Such a gross simplification has grave consequences as the “product owner” is now a massive point of failure and few software delivery teams can effectively isolate themselves from the effects of such a failure. I have heard the excuse “we’re working on the prioritised backlog” several times but I’ve never seen it protect a team from a collectivised failure to deliver what was really needed.
Most Agile methodologies essentially just punt and pray over the issue of business requirements and priorities, deferring the realities of the environment in the hoping of tackling an engineering issue. Success however means to doing what Michael suggests and trying to deal with the messy reality of a situation and providing an engineering solution that can cope with it.
3 thoughts on “Agile software development defers business issues”
“Such a gross simplification has grave consequences as the “product owner” is now a massive point of failure and few software delivery teams can effectively isolate themselves from the effects of such a failure.”
I agree that the product owner being wrong is a problem, but isn’t analysis failure *always* the worst issue you can have? Is Agile significantly worse than whatever it has usually replaced?
If you diffuse the responsibility for prioritisation, QA, and business awareness, over a number of individuals, it is more likely that at least one of them will know the right answer to any question. But is it any more likely that, as a group, they will deliver that right answer?
I think that when you have broader responsibility you have a natural damping effect. The group is less likely to make a catastrophically bad decision.
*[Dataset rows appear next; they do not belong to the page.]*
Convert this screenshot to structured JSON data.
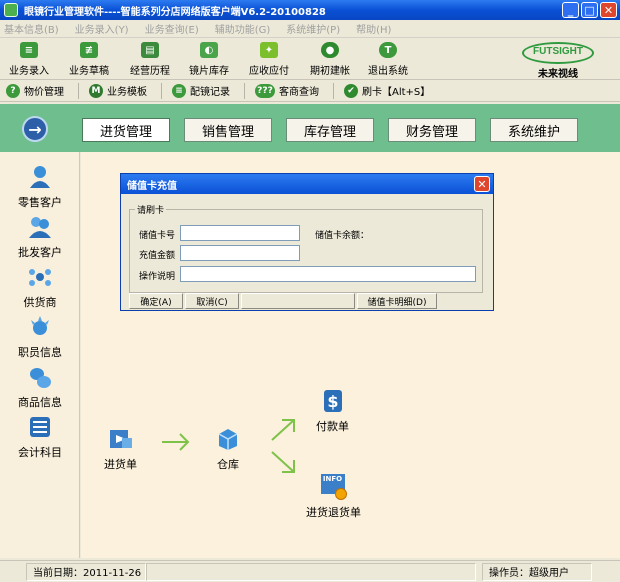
{
  "window": {
    "title": "眼镜行业管理软件----智能系列分店网络版客户端V6.2-20100828",
    "minimize_glyph": "_",
    "maximize_glyph": "□",
    "close_glyph": "✕"
  },
  "menu": [
    "基本信息(B)",
    "业务录入(Y)",
    "业务查询(E)",
    "辅助功能(G)",
    "系统维护(P)",
    "帮助(H)"
  ],
  "toolbar": {
    "items": [
      {
        "label": "业务录入",
        "icon": "business-entry-icon"
      },
      {
        "label": "业务草稿",
        "icon": "business-draft-icon"
      },
      {
        "label": "经营历程",
        "icon": "history-icon"
      },
      {
        "label": "镜片库存",
        "icon": "lens-stock-icon"
      },
      {
        "label": "应收应付",
        "icon": "receivable-icon"
      },
      {
        "label": "期初建帐",
        "icon": "opening-account-icon"
      },
      {
        "label": "退出系统",
        "icon": "exit-icon"
      }
    ],
    "logo_text": "FUTSIGHT",
    "logo_sub": "未来视线"
  },
  "toolbar2": {
    "items": [
      {
        "label": "物价管理",
        "glyph": "?"
      },
      {
        "label": "业务模板",
        "glyph": "M"
      },
      {
        "label": "配镜记录",
        "glyph": "≡"
      },
      {
        "label": "客商查询",
        "glyph": "???"
      },
      {
        "label": "刷卡【Alt+S】",
        "glyph": "✔"
      }
    ]
  },
  "nav": {
    "tabs": [
      "进货管理",
      "销售管理",
      "库存管理",
      "财务管理",
      "系统维护"
    ],
    "active": "进货管理",
    "arrow_glyph": "→"
  },
  "sidebar": {
    "items": [
      {
        "label": "零售客户",
        "icon": "retail-customer-icon"
      },
      {
        "label": "批发客户",
        "icon": "wholesale-customer-icon"
      },
      {
        "label": "供货商",
        "icon": "supplier-icon"
      },
      {
        "label": "职员信息",
        "icon": "staff-icon"
      },
      {
        "label": "商品信息",
        "icon": "goods-icon"
      },
      {
        "label": "会计科目",
        "icon": "account-subject-icon"
      }
    ]
  },
  "dialog": {
    "title": "储值卡充值",
    "group_label": "请刷卡",
    "card_no_label": "储值卡号",
    "card_no_value": "",
    "balance_label": "储值卡余额：",
    "amount_label": "充值金额",
    "amount_value": "",
    "note_label": "操作说明",
    "note_value": "",
    "ok_label": "确定(A)",
    "cancel_label": "取消(C)",
    "detail_label": "储值卡明细(D)",
    "close_glyph": "✕"
  },
  "flow": {
    "purchase_label": "进货单",
    "warehouse_label": "仓库",
    "payment_label": "付款单",
    "return_label": "进货退货单",
    "info_badge": "INFO"
  },
  "status": {
    "date_label": "当前日期：2011-11-26",
    "operator_label": "操作员：超级用户"
  },
  "colors": {
    "accent": "#6fbf8e",
    "title_blue": "#0a51d6",
    "content_bg": "#fbf1dc",
    "flow_arrow": "#7ec24a"
  }
}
When the team was talking to multiple people they had a more realistic perception of what was happening in the organisation as a whole.
In the traditional Agile form I think the team tends to get in a groupthink situation where they believe or choose to believe the situation is as the product owner describes it.
More sophisticated development teams should be capable of understanding a more nuanced picture of the situation their work exists within.
Reblogged this on Sutoprise Avenue, A SutoCom Source.